# Your task
Scan the data below for lines containing the string "Gabriel" and give only how many there are.

# Element data from apps and pages
□ □ □ □ □ □ □
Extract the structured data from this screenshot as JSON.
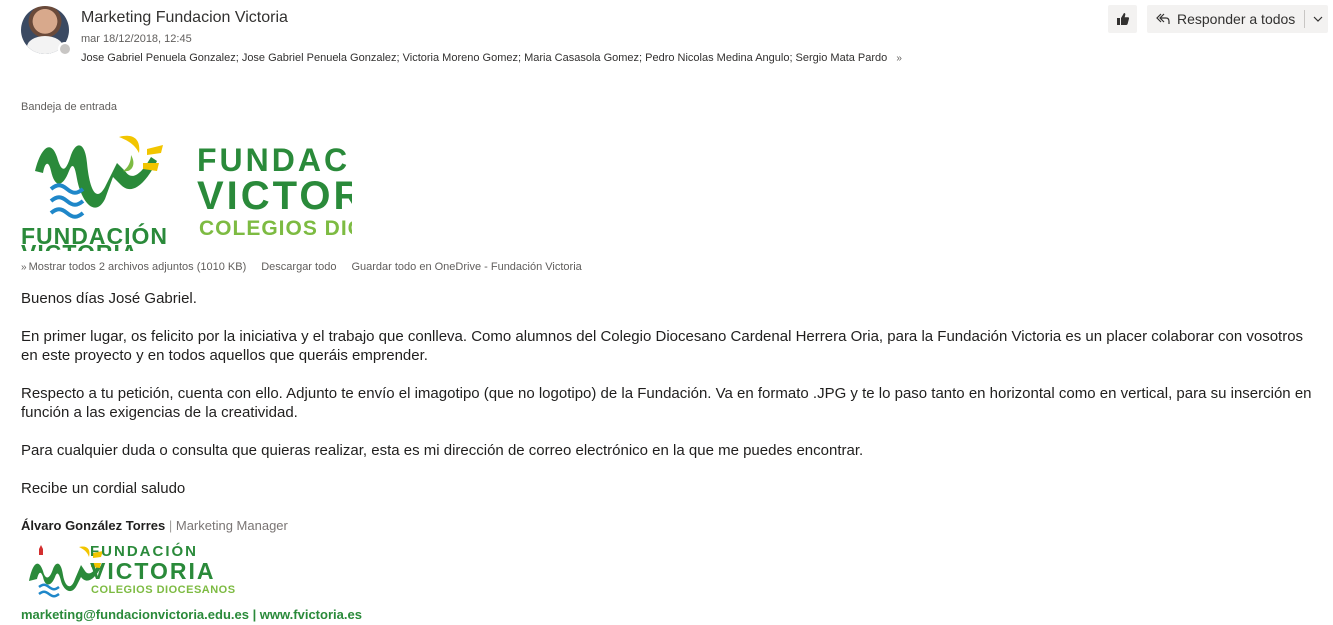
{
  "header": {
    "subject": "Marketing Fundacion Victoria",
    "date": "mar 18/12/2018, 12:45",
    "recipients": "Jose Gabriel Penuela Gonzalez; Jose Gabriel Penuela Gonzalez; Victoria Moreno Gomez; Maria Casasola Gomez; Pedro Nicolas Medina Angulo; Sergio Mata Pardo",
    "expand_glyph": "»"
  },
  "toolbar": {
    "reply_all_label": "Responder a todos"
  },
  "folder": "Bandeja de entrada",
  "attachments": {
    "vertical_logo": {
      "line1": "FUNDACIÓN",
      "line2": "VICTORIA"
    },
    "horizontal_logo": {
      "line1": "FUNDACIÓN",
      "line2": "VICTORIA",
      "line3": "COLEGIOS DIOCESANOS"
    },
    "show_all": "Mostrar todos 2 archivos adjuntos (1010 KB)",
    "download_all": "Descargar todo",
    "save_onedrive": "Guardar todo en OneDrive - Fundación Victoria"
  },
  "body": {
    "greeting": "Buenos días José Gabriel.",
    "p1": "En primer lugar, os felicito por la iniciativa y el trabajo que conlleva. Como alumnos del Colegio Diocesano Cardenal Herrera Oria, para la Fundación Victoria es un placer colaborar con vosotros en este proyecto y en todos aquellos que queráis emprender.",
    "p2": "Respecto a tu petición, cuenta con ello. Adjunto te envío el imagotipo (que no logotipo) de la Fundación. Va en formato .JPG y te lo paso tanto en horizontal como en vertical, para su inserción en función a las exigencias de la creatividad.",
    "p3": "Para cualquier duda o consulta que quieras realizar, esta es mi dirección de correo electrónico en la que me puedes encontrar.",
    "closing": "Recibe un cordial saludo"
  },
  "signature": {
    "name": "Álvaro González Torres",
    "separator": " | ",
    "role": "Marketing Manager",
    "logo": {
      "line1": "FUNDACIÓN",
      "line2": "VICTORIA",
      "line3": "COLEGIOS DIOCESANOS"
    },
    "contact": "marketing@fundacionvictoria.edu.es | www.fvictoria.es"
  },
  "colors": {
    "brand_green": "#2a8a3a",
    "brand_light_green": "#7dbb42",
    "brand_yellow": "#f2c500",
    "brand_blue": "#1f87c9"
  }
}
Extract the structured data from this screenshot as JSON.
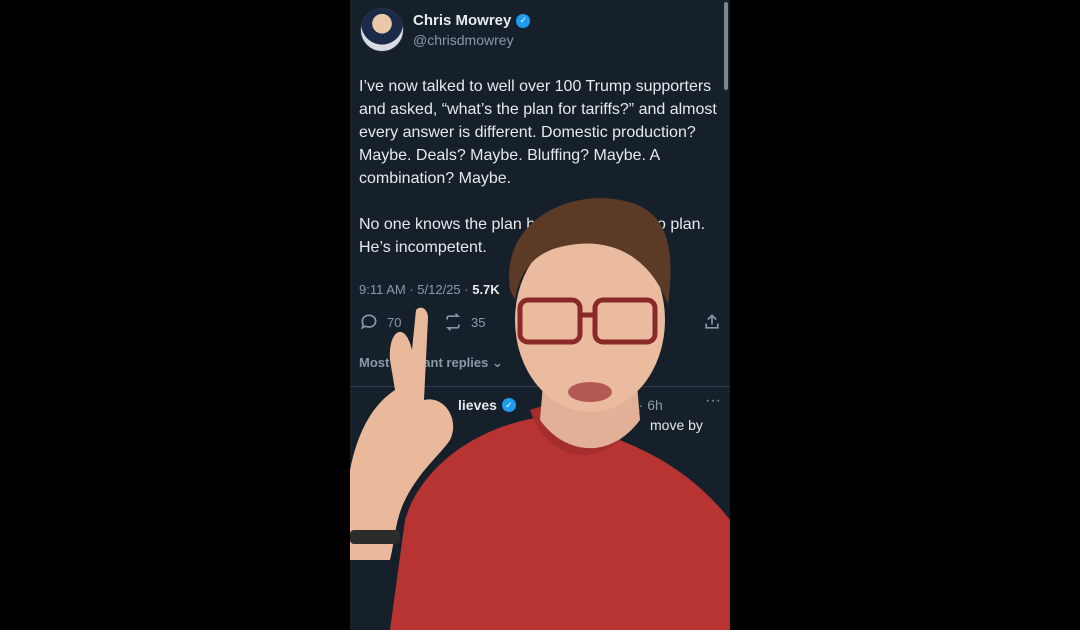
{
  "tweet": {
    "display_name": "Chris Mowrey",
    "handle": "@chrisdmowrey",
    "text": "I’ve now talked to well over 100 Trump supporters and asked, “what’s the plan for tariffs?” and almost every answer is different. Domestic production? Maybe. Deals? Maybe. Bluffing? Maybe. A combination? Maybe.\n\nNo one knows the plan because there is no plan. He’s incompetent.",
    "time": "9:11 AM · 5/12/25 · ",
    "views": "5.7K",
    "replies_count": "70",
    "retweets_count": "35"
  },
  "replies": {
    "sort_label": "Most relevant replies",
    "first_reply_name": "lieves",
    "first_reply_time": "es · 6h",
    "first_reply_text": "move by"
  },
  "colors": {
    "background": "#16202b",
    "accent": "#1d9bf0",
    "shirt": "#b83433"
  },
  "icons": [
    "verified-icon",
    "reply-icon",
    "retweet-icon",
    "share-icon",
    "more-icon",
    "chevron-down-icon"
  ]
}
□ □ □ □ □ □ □
# Exercise solution
2